‘Yes, she is most anxious to meet you,’ the man grinned, baring yellow teeth. Antonio and Larry had been born into the Slawver gang, although, really Larry had been left on the gang’s doorstep when he was an infant. Antonio was banished from the gang at the age of twenty. The only thing he had taken with him was Light Fingered Larry, who had been eight at the time.
Larry quickly recovered, and assumed a slightly quivering look of indignation. Antonio wondered if the jewellers had been training him in their pompous dispositions.
‘I beg your pardon, but-but I have no idea what you’re talking about!’ Larry stammered hotly, as the three men stared at him with mild smirks of amusement. ‘My name is Larry Anchovy, I-I’m a humble jeweller-’
‘Oh, so that’s what you’re doing now,’ the man laughed, the other two sniggering as their grips tightened on Larry’s arms. ’I thought you just stole from this place, I didn’t think you actually worked here.
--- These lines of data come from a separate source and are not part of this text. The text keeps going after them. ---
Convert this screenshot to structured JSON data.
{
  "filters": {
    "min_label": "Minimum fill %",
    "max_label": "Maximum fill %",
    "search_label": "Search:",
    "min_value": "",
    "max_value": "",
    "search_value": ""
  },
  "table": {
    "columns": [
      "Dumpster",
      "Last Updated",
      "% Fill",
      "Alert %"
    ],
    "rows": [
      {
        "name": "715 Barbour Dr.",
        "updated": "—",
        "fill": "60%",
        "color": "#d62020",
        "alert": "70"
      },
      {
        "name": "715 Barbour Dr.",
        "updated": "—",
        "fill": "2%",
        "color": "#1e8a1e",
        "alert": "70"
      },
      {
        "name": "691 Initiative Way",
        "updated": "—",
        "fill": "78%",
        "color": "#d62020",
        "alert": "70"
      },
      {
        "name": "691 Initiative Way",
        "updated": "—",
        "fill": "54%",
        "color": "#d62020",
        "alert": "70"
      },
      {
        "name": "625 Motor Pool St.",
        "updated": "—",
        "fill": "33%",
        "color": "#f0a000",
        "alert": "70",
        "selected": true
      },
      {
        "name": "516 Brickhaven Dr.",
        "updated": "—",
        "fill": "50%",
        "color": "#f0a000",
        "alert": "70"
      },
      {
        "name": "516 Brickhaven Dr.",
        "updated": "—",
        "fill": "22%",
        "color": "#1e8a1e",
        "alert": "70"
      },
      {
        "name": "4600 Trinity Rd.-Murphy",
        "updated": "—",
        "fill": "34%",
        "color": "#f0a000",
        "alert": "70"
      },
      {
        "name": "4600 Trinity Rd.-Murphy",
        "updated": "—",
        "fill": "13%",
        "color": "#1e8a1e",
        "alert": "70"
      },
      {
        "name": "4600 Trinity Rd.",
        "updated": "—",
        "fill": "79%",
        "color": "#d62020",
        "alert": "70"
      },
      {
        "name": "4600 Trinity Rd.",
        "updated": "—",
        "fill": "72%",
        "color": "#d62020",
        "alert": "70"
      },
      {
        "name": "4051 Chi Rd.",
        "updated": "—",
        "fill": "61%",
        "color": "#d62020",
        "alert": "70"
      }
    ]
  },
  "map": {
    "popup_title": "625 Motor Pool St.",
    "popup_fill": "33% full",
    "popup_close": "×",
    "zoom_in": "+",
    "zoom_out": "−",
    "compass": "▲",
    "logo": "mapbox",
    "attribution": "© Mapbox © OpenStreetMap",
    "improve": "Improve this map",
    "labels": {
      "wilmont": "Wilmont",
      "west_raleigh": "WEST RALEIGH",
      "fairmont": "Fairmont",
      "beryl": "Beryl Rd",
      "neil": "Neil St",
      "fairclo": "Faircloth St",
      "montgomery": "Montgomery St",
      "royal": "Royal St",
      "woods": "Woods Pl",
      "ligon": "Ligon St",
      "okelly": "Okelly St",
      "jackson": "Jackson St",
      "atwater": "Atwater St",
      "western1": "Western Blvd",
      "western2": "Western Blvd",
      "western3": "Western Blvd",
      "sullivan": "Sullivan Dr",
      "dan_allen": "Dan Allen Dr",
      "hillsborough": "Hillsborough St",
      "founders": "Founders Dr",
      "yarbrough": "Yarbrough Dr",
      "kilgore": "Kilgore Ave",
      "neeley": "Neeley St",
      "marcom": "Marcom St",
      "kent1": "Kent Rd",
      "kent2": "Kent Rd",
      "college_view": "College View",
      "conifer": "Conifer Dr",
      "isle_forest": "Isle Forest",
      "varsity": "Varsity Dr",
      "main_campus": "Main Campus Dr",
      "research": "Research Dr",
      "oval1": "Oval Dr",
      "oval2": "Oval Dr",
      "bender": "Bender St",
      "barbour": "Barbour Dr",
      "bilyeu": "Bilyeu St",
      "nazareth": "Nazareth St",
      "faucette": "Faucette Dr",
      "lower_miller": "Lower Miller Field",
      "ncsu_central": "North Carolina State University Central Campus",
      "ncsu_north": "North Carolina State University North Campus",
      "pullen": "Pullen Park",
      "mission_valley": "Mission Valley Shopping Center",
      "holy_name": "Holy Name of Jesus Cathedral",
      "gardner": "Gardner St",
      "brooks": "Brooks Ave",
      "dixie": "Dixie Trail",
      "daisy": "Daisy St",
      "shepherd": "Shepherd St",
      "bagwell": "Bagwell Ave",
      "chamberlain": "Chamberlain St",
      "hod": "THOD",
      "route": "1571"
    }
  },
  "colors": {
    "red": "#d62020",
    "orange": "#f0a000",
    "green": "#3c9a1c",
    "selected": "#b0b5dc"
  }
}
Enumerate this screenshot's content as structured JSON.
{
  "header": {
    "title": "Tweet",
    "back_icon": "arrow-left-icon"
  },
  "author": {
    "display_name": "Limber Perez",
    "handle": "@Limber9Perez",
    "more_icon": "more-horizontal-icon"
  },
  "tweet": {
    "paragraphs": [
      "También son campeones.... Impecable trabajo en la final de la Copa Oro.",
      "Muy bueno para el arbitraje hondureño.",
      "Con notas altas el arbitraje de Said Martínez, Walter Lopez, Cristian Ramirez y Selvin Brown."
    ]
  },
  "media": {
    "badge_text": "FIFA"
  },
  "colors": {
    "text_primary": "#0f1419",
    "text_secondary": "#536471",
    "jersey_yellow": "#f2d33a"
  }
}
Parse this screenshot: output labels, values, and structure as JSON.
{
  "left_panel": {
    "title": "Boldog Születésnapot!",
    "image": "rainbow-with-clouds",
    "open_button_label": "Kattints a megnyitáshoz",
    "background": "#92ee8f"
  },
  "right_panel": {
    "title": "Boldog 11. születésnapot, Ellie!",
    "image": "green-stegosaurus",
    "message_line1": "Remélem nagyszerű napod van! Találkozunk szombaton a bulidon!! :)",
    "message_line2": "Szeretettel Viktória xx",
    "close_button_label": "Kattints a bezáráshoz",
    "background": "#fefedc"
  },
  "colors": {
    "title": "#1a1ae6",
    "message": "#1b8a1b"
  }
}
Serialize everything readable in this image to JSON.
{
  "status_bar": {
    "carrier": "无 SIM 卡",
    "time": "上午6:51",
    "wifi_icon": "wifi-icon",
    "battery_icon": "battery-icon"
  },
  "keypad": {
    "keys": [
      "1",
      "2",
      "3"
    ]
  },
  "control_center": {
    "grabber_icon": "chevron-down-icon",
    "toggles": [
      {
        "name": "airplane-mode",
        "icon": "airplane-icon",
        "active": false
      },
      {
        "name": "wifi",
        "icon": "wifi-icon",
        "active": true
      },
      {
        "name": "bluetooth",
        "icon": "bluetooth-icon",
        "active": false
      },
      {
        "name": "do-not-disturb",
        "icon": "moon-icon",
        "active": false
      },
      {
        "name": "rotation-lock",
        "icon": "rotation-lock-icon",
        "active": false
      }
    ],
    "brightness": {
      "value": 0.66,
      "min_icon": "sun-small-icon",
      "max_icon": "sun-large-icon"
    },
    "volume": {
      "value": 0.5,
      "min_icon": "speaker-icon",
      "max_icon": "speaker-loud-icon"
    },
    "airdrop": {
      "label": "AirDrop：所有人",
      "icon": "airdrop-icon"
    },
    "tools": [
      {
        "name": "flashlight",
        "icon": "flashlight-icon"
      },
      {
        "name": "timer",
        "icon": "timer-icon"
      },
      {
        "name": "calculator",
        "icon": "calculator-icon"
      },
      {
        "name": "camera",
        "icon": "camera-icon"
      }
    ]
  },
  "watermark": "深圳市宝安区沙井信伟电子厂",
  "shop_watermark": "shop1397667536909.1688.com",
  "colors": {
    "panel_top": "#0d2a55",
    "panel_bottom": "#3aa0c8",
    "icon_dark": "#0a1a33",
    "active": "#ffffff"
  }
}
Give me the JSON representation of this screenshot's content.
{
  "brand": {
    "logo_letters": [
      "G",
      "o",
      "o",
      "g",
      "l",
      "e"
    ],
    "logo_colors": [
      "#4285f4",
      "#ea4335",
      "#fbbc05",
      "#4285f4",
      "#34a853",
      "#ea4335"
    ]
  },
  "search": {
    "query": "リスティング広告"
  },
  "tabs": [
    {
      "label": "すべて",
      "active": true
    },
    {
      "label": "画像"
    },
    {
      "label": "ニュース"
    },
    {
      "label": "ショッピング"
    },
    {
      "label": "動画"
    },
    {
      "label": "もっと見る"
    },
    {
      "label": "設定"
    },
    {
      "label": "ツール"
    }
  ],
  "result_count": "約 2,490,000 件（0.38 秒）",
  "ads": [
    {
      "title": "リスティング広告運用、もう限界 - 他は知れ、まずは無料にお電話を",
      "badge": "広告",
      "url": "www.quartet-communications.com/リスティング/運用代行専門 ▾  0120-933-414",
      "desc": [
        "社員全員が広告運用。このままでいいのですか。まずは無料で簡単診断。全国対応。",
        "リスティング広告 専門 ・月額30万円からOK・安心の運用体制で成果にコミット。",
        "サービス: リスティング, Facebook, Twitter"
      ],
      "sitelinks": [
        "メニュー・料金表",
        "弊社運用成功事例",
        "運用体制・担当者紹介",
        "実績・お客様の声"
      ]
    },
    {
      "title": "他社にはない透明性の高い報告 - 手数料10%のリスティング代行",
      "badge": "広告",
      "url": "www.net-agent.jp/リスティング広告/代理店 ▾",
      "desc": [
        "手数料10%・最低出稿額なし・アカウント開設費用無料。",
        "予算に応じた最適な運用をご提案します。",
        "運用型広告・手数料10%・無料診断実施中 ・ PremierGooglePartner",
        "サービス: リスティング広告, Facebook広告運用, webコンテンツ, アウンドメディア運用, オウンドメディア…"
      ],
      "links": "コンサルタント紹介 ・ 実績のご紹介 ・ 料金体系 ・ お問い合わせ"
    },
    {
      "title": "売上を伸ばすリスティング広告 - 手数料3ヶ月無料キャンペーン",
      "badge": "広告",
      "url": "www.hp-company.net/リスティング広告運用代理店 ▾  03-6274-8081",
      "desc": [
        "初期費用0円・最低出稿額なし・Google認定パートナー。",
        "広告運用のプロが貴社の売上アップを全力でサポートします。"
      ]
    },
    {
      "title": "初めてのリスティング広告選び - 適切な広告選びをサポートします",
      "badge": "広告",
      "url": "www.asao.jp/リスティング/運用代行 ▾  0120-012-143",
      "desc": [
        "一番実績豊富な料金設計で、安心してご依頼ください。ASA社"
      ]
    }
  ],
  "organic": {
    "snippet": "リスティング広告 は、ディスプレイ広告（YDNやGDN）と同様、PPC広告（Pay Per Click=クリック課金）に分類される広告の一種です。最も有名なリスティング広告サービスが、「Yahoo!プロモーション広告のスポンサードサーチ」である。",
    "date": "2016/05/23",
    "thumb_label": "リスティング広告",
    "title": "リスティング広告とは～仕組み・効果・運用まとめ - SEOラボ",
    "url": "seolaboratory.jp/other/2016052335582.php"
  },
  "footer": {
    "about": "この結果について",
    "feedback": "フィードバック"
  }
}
I knew it’d be only a matter of time ‘afore you got too big for your boots, and wouldn’t remember your old mates.’ Larry stared, mouth slightly agape, as the man grinned, and leered at him menacingly, ‘you forgot your old friend Anstis Burrell?’
There was a moment where Larry’s eyes widened considerably, then he suddenly frowned.
‘Antsy Anstis, is that really you?’ said Larry, squinting into the gloom, then he looked at his two captors. ‘Blimey, Tetanus Ted? And Reginald Sorespungle, although, we never had to think up a nickname for you-’
‘It’s Anstis, you pillock! I’ll have you know I-’ Anstis frowned as a dull metal clink! echoed through the alley, and looked down. Between Larry’s legs sat the pair of handcuffs. Anstis glowered, and seized Larry around the neck with one hand. Larry smiled weakly.
‘Sorry, old habit,’ he murmured. Anstis’ expression never changed, a muscle never flinched in his face.
‘Right,’ Anstis muttered darkly, before bringing his fist down on Larry’s skull. He suddenly smiled as Larry crumpled in his arms. ‘Glad to see you haven’t lost your old talents.’
As Larry was slung over one of the men’s shoulders, his head hanging limply, and as the band of men clambered from the alley and disappeared into a black Model 18 Ford, Antonio blinked, and slowly came to a single conclusion.
He would follow them.